* Requirement
For each line in the records that contains "name", make a copy.

Segment Start: Record extracts

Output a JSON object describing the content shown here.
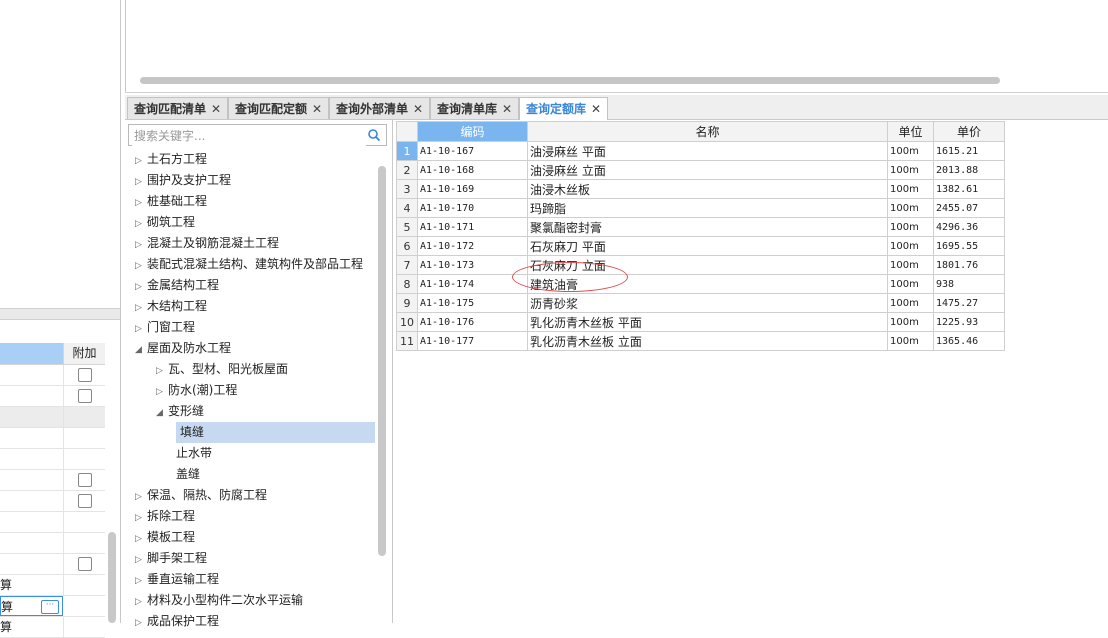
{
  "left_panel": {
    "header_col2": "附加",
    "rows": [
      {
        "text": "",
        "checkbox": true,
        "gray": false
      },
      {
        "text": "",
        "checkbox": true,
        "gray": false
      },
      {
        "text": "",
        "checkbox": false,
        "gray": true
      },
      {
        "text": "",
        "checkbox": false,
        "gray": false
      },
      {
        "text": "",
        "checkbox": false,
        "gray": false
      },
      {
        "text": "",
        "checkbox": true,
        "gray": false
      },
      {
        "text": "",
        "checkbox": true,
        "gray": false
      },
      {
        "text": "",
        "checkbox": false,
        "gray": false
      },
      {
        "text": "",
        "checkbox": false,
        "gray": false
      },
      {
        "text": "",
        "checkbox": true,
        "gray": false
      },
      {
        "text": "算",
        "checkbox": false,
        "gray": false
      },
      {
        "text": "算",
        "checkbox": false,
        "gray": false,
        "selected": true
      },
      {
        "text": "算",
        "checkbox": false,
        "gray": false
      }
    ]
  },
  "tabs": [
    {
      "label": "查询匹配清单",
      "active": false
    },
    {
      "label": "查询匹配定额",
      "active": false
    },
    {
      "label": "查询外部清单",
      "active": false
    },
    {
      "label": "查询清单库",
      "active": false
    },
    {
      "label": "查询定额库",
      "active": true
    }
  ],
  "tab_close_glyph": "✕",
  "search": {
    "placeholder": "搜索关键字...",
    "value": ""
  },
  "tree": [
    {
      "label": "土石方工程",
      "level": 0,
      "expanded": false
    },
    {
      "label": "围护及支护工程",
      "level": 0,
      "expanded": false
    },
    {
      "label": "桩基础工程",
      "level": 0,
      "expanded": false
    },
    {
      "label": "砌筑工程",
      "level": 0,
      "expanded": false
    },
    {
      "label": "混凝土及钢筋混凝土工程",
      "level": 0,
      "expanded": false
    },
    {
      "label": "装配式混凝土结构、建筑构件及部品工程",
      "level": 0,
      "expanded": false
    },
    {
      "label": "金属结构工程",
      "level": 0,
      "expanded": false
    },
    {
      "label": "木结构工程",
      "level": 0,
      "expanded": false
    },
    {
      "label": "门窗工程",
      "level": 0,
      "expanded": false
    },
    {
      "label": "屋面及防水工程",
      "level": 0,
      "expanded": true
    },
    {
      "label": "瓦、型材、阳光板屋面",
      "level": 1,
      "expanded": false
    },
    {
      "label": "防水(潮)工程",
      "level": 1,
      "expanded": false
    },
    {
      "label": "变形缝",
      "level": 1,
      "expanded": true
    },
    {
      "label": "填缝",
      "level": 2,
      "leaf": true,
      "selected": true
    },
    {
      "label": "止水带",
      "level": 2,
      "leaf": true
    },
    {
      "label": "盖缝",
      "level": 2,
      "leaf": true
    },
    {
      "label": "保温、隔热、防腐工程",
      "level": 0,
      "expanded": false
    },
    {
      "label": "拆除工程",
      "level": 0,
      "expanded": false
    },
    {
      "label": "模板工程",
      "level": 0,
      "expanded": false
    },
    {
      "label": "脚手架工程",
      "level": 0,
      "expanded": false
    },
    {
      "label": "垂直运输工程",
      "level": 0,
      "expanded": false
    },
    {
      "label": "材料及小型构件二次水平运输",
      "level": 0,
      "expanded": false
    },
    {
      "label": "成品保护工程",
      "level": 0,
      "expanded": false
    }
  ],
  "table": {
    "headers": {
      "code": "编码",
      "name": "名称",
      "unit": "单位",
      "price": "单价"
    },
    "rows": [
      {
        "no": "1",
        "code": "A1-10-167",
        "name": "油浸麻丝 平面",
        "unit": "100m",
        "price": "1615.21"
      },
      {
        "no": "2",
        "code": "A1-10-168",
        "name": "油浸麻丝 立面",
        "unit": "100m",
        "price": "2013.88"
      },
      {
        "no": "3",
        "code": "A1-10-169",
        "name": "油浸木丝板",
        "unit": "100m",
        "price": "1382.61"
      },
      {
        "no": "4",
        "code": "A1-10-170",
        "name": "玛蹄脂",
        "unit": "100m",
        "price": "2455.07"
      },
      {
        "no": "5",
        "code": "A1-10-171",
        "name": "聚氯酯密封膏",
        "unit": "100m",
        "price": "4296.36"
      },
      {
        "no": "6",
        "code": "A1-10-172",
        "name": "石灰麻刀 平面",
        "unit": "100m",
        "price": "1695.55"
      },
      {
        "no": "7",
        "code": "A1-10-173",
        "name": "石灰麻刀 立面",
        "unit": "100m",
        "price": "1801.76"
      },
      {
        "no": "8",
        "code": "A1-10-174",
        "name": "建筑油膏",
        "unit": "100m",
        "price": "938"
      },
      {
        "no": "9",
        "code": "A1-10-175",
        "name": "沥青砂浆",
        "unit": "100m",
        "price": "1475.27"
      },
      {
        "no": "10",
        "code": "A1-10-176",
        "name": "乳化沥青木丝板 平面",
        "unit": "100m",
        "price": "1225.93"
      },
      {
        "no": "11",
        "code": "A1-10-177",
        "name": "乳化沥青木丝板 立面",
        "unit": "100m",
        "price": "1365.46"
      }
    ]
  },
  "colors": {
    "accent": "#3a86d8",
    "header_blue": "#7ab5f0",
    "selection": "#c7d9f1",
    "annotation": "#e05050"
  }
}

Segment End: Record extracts
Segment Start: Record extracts

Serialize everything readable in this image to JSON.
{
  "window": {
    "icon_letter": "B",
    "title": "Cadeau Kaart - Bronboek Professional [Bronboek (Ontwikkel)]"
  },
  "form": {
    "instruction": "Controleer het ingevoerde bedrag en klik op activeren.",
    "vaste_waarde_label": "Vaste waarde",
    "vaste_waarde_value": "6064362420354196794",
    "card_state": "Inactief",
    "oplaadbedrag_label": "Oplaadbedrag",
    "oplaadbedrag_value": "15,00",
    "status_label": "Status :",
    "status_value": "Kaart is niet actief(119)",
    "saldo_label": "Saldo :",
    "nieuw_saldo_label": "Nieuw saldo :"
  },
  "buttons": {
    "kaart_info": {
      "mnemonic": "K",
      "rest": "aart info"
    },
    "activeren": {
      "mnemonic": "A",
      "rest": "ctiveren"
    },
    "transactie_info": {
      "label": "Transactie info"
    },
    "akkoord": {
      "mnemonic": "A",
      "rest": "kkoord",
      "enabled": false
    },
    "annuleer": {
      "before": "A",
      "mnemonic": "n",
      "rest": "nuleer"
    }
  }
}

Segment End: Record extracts

* Your response
      "name": "名称",
        "name": "油浸麻丝 平面",
        "name": "油浸麻丝 立面",
        "name": "油浸木丝板",
        "name": "玛蹄脂",
        "name": "聚氯酯密封膏",
        "name": "石灰麻刀 平面",
        "name": "石灰麻刀 立面",
        "name": "建筑油膏",
        "name": "沥青砂浆",
        "name": "乳化沥青木丝板 平面",
        "name": "乳化沥青木丝板 立面",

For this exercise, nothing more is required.